Likewise on land, Cameron Highlands Agriculture Association Chairman Ng Tien Khuan told Malay Mail that produce there had been affected as much as 50% because of the weather. Farmer T. Thayalan who used to harvest one tonne of vegetables daily at his Simpang Pulai farm is only able to harvest 500kg in recent days.
“Farmers are having a tough time as what they have planted cannot be harvested. The lack of sunlight and cold weather have affected the growth of vegetables.” – Ng Tien Khuan, Chairman of the Cameron Highlands Agriculture Association, Malay Mail
But weather is always changing right? Can’t blame monsoon season every year for CNY price hikes. The main reason why food prices go up during festive seasons is simply because of demand. Restaurants and hotels will be full of people makaning reunion dinner whether it’s CNY, Raya, Deepavali or Christmas, so a lot of food stock is required.
In spite of the factors affecting food supply, there are ceiling prices set by the Domestic Trade, Cooperatives and Consumerism Ministry…
The Festive Season Price Control Scheme limits how much seller can increase price
The Festive Season Price Control Scheme (SKHMP) was implemented in 2000 under the Price Control and Anti-Profiteering Act 2011. How it works is the Domestic Trade, Cooperatives and Consumerism Ministry will determine a LIST of essential festive season items and set a maximum price based on areas and districts.
It is enforced throughout Malaysia at the producer, wholesaler and retailer level, for the duration of the scheme (usually leading up to a major festive season). Here are all the festive seasons included under SKHMP:
- Hari Raya Puasa
- Chinese New Year
- Pesta Kaamatan
- Hari Gawai
Each festival has a different duration (eg. Hari Raya is 15 days, while Christmas is 5 days), and different numbers of items controlled (eg. CNY is 13 goods, while Hari Raya is 18 goods). So for instance, chilies were being sold at RM16 per kilo during Puasa.
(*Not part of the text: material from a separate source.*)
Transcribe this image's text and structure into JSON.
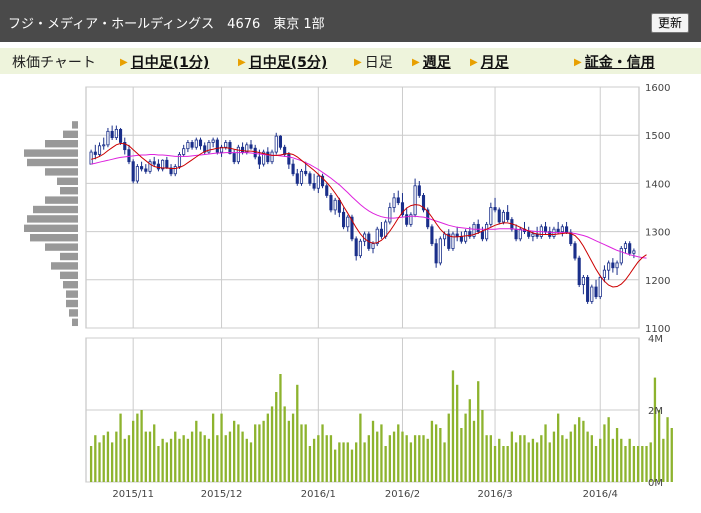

Later, the Ministry capped it to RM12 from 16 June – 6 July under SKHMP [to check out the COMPLETE list on 2016’s Hari Raya Puasa for all states, click here].
“Traders will be compelled to sell controlled items below the ceiling price fixed by the Government and to put a special pink-coloured price tag on those items to differentiate them from other items.” – Datuk Seri Hamzah Zainudin, Domestic Trade, Cooperatives and Consumerism Minister, The Star
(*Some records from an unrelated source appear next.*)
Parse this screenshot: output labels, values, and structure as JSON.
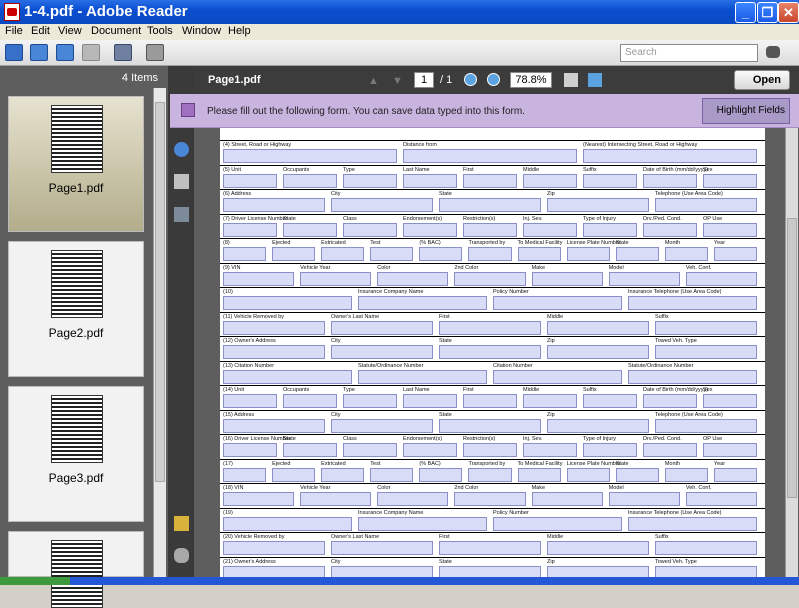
{
  "window": {
    "title": "1-4.pdf - Adobe Reader"
  },
  "menu": [
    "File",
    "Edit",
    "View",
    "Document",
    "Tools",
    "Window",
    "Help"
  ],
  "toolbar": {
    "search_placeholder": "Search"
  },
  "sidebar": {
    "count": "4 Items",
    "thumbs": [
      {
        "label": "Page1.pdf"
      },
      {
        "label": "Page2.pdf"
      },
      {
        "label": "Page3.pdf"
      }
    ]
  },
  "docbar": {
    "filename": "Page1.pdf",
    "page_current": "1",
    "page_total": "/ 1",
    "zoom": "78.8%",
    "open_label": "Open"
  },
  "notice": {
    "message": "Please fill out the following form. You can save data typed into this form.",
    "highlight_label": "Highlight Fields"
  },
  "form_rows": [
    {
      "labels": [
        "(4) Street, Road or Highway",
        "Distance from",
        "(Nearest) Intersecting Street, Road or Highway"
      ]
    },
    {
      "labels": [
        "(5) Unit",
        "Occupants",
        "Type",
        "Last Name",
        "First",
        "Middle",
        "Suffix",
        "Date of Birth (mm/dd/yyyy)",
        "Sex"
      ]
    },
    {
      "labels": [
        "(6) Address",
        "City",
        "State",
        "Zip",
        "Telephone (Use Area Code)"
      ]
    },
    {
      "labels": [
        "(7) Driver License Number",
        "State",
        "Class",
        "Endorsement(s)",
        "Restriction(s)",
        "Inj. Sev.",
        "Type of Injury",
        "Drv./Ped. Cond.",
        "OP Use"
      ]
    },
    {
      "labels": [
        "(8)",
        "Ejected",
        "Extricated",
        "Test",
        "(% BAC)",
        "Transported by",
        "To Medical Facility",
        "License Plate Number",
        "State",
        "Month",
        "Year"
      ]
    },
    {
      "labels": [
        "(9) VIN",
        "Vehicle Year",
        "Color",
        "2nd Color",
        "Make",
        "Model",
        "Veh. Conf."
      ]
    },
    {
      "labels": [
        "(10)",
        "Insurance Company Name",
        "Policy Number",
        "Insurance Telephone (Use Area Code)"
      ]
    },
    {
      "labels": [
        "(11) Vehicle Removed by",
        "Owner's Last Name",
        "First",
        "Middle",
        "Suffix"
      ]
    },
    {
      "labels": [
        "(12) Owner's Address",
        "City",
        "State",
        "Zip",
        "Towed Veh. Type"
      ]
    },
    {
      "labels": [
        "(13) Citation Number",
        "Statute/Ordinance Number",
        "Citation Number",
        "Statute/Ordinance Number"
      ]
    },
    {
      "labels": [
        "(14) Unit",
        "Occupants",
        "Type",
        "Last Name",
        "First",
        "Middle",
        "Suffix",
        "Date of Birth (mm/dd/yyyy)",
        "Sex"
      ]
    },
    {
      "labels": [
        "(15) Address",
        "City",
        "State",
        "Zip",
        "Telephone (Use Area Code)"
      ]
    },
    {
      "labels": [
        "(16) Driver License Number",
        "State",
        "Class",
        "Endorsement(s)",
        "Restriction(s)",
        "Inj. Sev.",
        "Type of Injury",
        "Drv./Ped. Cond.",
        "OP Use"
      ]
    },
    {
      "labels": [
        "(17)",
        "Ejected",
        "Extricated",
        "Test",
        "(% BAC)",
        "Transported by",
        "To Medical Facility",
        "License Plate Number",
        "State",
        "Month",
        "Year"
      ]
    },
    {
      "labels": [
        "(18) VIN",
        "Vehicle Year",
        "Color",
        "2nd Color",
        "Make",
        "Model",
        "Veh. Conf."
      ]
    },
    {
      "labels": [
        "(19)",
        "Insurance Company Name",
        "Policy Number",
        "Insurance Telephone (Use Area Code)"
      ]
    },
    {
      "labels": [
        "(20) Vehicle Removed by",
        "Owner's Last Name",
        "First",
        "Middle",
        "Suffix"
      ]
    },
    {
      "labels": [
        "(21) Owner's Address",
        "City",
        "State",
        "Zip",
        "Towed Veh. Type"
      ]
    }
  ],
  "colors": {
    "titlebar": "#0a4fd0",
    "notice": "#c9b3df",
    "field": "#d8dcf6",
    "panel": "#5e5e5e"
  }
}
Selling SKHMP items above the maximum price is an offence! In fact, failing to display pink labels for SKHMP items, or other price tags is an offence as well. An individual can be fined up to RM100,000 and/or 3 years imprisonment, and a corporation can be fined up to RM500,000.
OMG, so what about 2017’s CNY prices??!?
Now that you know of there is such a thing as this price control scheme to protect your consumer rights, we betcha wanna know about this year’s CNY prices… BUUUUT looks like that will have to wait coz the Ministry is only releasing it on 18 January, Astro Awani reported.
In the meantime, the authorities do go around spot checking grocery shops, markets, hypermarkets and other places to enforce the ruling.
“We have some 2,000 enforcement officers authorised to issue fines on traders and confiscate their goods, and some 10,000 regular officers nationwide to conduct regular checks at the markets and supermarkets.” – Datuk Seri Ahmad Bashah Md Hanipah, former Domestic Trade, Cooperatives and Consumerism Minister, The Star
The Ministry’s Sibu branch chief Kasim Mana said they had acted on 45 cases of flouting the Price Control and Anti-Profiteering Act before. The authorities urged consumers to help keep tabs on unscrupulous traders so that we don’t get taken advantage of. If ugaiz come across anyone selling food above the ceiling price, you can report them:
- Call: 1-800-886-800 (Ministry’s hotline) / 03-8000 8000 (1Malaysia One Call Centre)
- Email: [email protected]
- SMS: “KPDNKK ADUAN <complaint details>” to 15888
If consumers keep traders in check and if traders don’t flout the price control, then we can all give and receive bigger angpows. 😉